═══ Data provided

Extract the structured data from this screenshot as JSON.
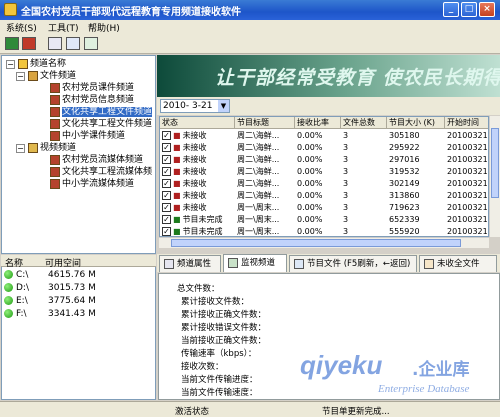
{
  "window": {
    "title": "全国农村党员干部现代远程教育专用频道接收软件",
    "buttons": [
      "_",
      "□",
      "×"
    ]
  },
  "menu": [
    "系统(S)",
    "工具(T)",
    "帮助(H)"
  ],
  "tree": {
    "header": "频道名称",
    "groups": [
      {
        "label": "文件频道",
        "items": [
          "农村党员课件频道",
          "农村党员信息频道",
          "文化共享工程文件频道",
          "文化共享工程文件频道",
          "中小学课件频道"
        ],
        "selected_index": 2
      },
      {
        "label": "视频频道",
        "items": [
          "农村党员流媒体频道",
          "文化共享工程流媒体频",
          "中小学流媒体频道"
        ]
      }
    ]
  },
  "drives": {
    "columns": [
      "名称",
      "可用空间"
    ],
    "rows": [
      {
        "name": "C:\\",
        "space": "4615.76 M"
      },
      {
        "name": "D:\\",
        "space": "3015.73 M"
      },
      {
        "name": "E:\\",
        "space": "3775.64 M"
      },
      {
        "name": "F:\\",
        "space": "3341.43 M"
      }
    ]
  },
  "banner": {
    "text": "让干部经常受教育   使农民长期得实惠"
  },
  "date_select": {
    "value": "2010- 3-21",
    "arrow": "▼"
  },
  "table": {
    "columns": [
      "状态",
      "节目标题",
      "接收比率",
      "文件总数",
      "节目大小 (K)",
      "开始时间"
    ],
    "rows": [
      {
        "status": "未接收",
        "title": "周二\\海鲜...",
        "ratio": "0.00%",
        "files": "3",
        "size": "305180",
        "start": "20100321"
      },
      {
        "status": "未接收",
        "title": "周二\\海鲜...",
        "ratio": "0.00%",
        "files": "3",
        "size": "295922",
        "start": "20100321"
      },
      {
        "status": "未接收",
        "title": "周二\\海鲜...",
        "ratio": "0.00%",
        "files": "3",
        "size": "297016",
        "start": "20100321"
      },
      {
        "status": "未接收",
        "title": "周二\\海鲜...",
        "ratio": "0.00%",
        "files": "3",
        "size": "319532",
        "start": "20100321"
      },
      {
        "status": "未接收",
        "title": "周二\\海鲜...",
        "ratio": "0.00%",
        "files": "3",
        "size": "302149",
        "start": "20100321"
      },
      {
        "status": "未接收",
        "title": "周二\\海鲜...",
        "ratio": "0.00%",
        "files": "3",
        "size": "313860",
        "start": "20100321"
      },
      {
        "status": "未接收",
        "title": "周一\\周末...",
        "ratio": "0.00%",
        "files": "3",
        "size": "719623",
        "start": "20100321"
      },
      {
        "status": "节目未完成",
        "title": "周一\\周末...",
        "ratio": "0.00%",
        "files": "3",
        "size": "652339",
        "start": "20100321"
      },
      {
        "status": "节目未完成",
        "title": "周一\\周末...",
        "ratio": "0.00%",
        "files": "3",
        "size": "555920",
        "start": "20100321"
      }
    ]
  },
  "tabs": [
    {
      "label": "频道属性"
    },
    {
      "label": "监视频道"
    },
    {
      "label": "节目文件 (F5刷新，←返回)"
    },
    {
      "label": "未收全文件"
    }
  ],
  "info_lines": [
    "总文件数：",
    "累计接收文件数：",
    "累计接收正确文件数：",
    "累计接收错误文件数：",
    "当前接收正确文件数：",
    "传输速率（kbps）：",
    "接收次数：",
    "当前文件传输进度：",
    "当前文件传输速度："
  ],
  "status": {
    "left": "激活状态",
    "right": "节目单更新完成..."
  },
  "watermark": {
    "main": "qiyeku",
    "domain_cn": ".企业库",
    "en": "Enterprise Database"
  }
}
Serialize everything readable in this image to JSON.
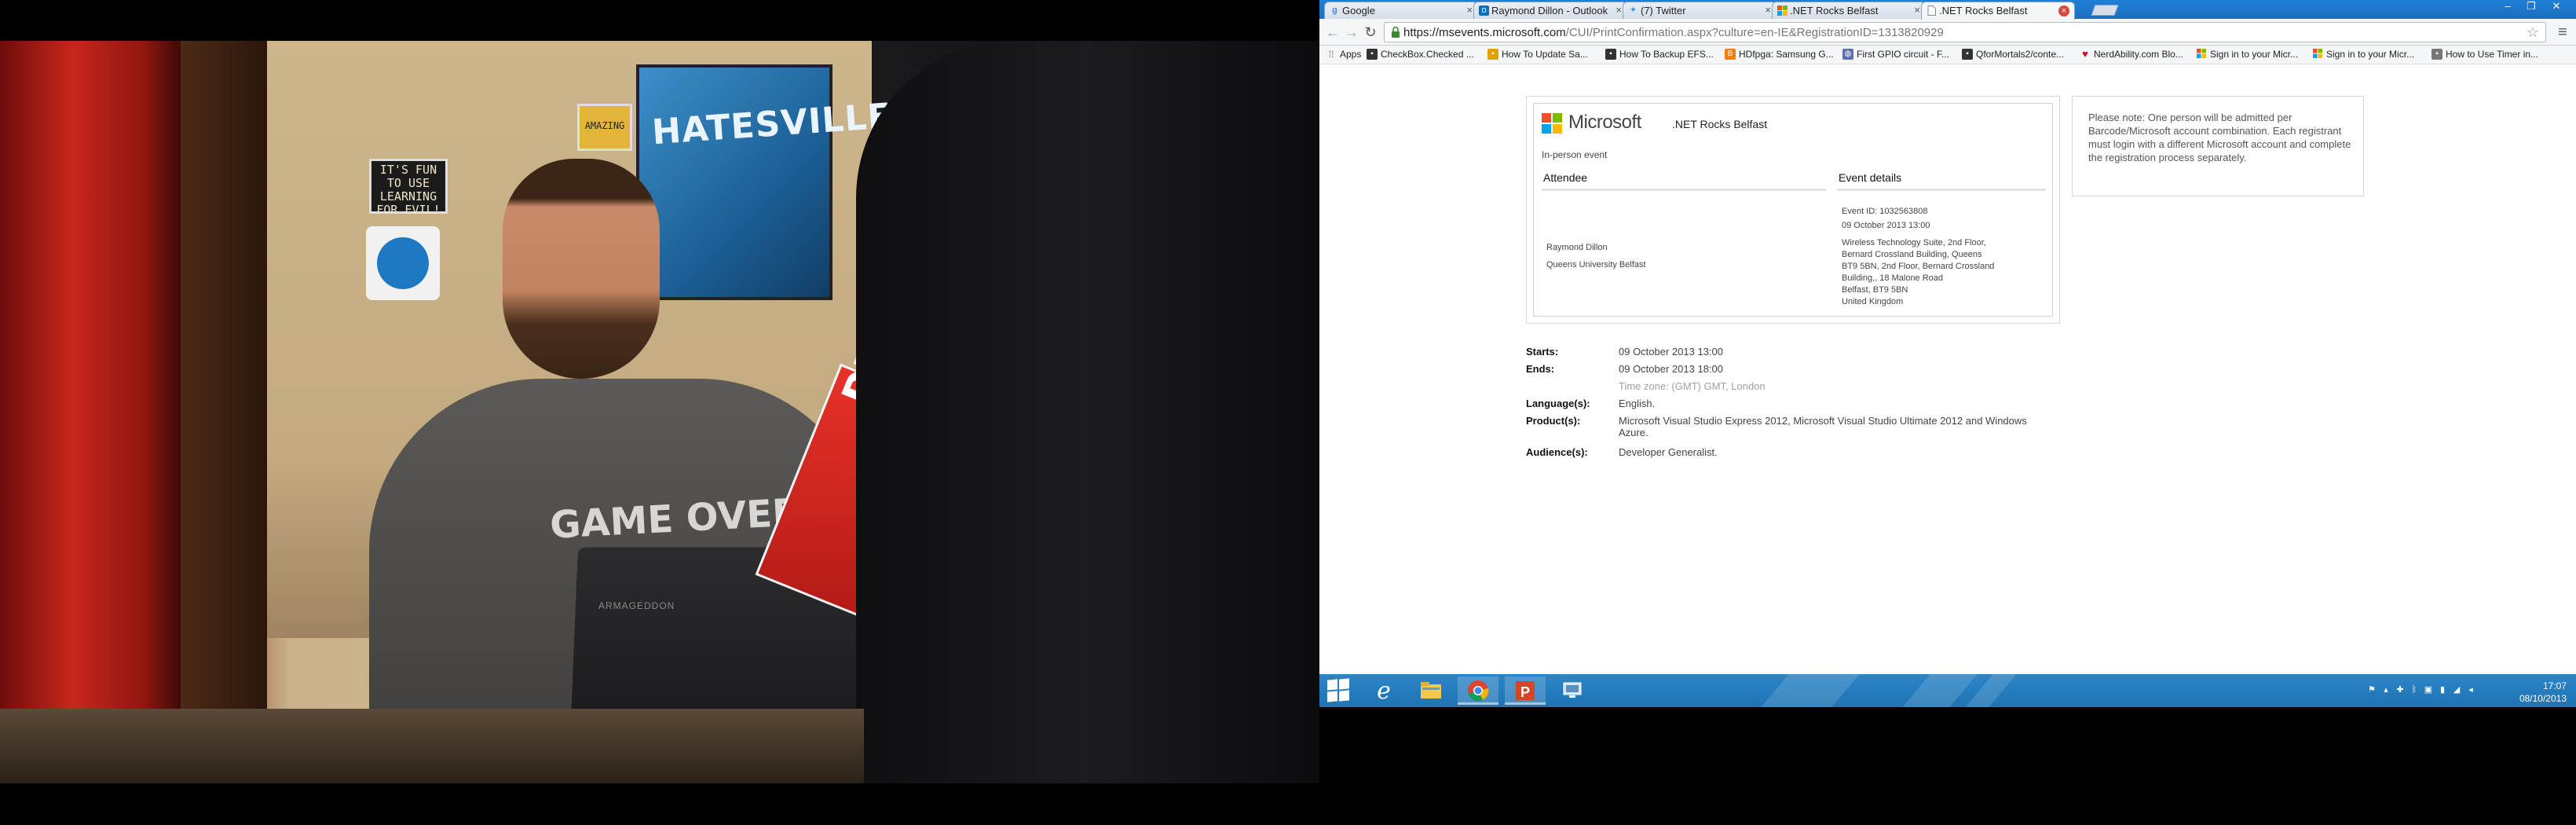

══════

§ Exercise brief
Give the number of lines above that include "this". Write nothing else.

§ Answer box
2